-- Data for the task follows --

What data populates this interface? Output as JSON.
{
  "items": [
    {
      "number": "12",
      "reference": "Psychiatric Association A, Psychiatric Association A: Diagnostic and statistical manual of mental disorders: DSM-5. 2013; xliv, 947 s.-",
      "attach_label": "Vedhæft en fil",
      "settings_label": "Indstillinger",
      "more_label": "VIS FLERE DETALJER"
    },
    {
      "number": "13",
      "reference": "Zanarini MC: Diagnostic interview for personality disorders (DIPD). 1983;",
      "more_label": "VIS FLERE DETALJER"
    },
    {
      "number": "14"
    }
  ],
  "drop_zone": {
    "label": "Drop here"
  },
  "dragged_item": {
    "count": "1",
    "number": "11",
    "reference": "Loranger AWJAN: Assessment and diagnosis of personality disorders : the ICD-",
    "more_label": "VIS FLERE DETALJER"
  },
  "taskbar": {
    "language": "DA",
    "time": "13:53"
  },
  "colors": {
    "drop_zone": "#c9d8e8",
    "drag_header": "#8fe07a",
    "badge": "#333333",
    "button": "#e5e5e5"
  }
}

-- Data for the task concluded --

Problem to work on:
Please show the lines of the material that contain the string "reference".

Response for this exercise:
      "reference": "Psychiatric Association A, Psychiatric Association A: Diagnostic and statistical manual of mental disorders: DSM-5. 2013; xliv, 947 s.-",
      "reference": "Zanarini MC: Diagnostic interview for personality disorders (DIPD). 1983;",
    "reference": "Loranger AWJAN: Assessment and diagnosis of personality disorders : the ICD-",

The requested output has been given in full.